As the years go by and you experience many life changes, your estate planning needs may change. Marriage, divorce, estrangement from family, childbirth, and adoption are all major life events that may make you want to review your estate plan. For instance, as a single young adult, you may have listed a parent as the heir and/or executor of your estate. Once you have married, however, you normally would turn these roles over to your spouse. Similarly, once you have children, you’ll want to designate a guardian for your children in your will. Plus, if you divorce, or your spouse predeceases you, you likely will want to choose a replacement for any roles that your ex-spouse or deceased spouse played in your estate plan.

DO Make Essential Healthcare Decisions

While you still may be young and in good health, unexpected tragedies do occur, regardless of your age or health. For this reason, executing legal documents that go into effect if you become incapacitated is essential. You can choose who has authority to consent to treatment and make medical decisions on your behalf through a Patient Advocate Designation or a Durable Power of Attorney for Healthcare. You also can execute a Do-Not-Resuscitate (DNR) Order, which indicates to your healthcare provider that you do not wish to receive CPR in emergency medical situations

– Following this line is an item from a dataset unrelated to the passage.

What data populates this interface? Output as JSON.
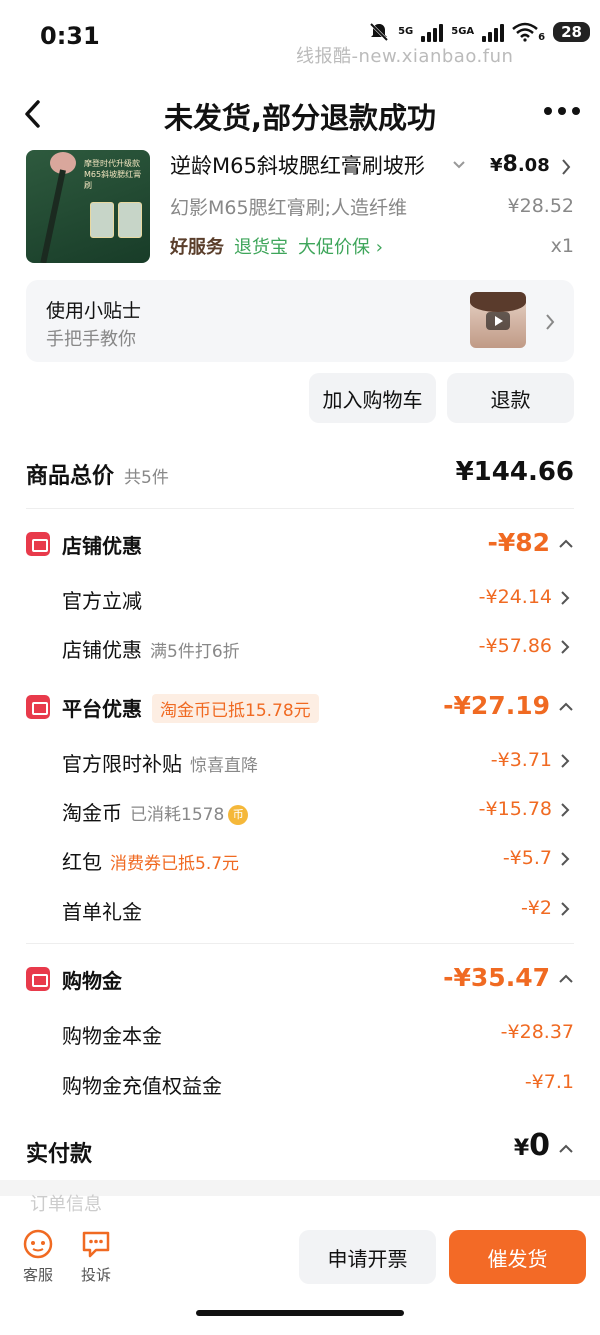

No matter what type of estate planning tool interests your or fits your needs, we are here to help you explore your options and make the decisions that best meet your objectives. At Legacy Law Center, our goal is to ensure that you have an effective estate plan in place to meet your loved ones’ needs and safeguard all of your assets. We have the skills and knowledge that you need to make the decisions about estate planning for your loved ones. Call your Michigan estate planning attorneys at (734) 995-2383 and schedule an immediate appointment.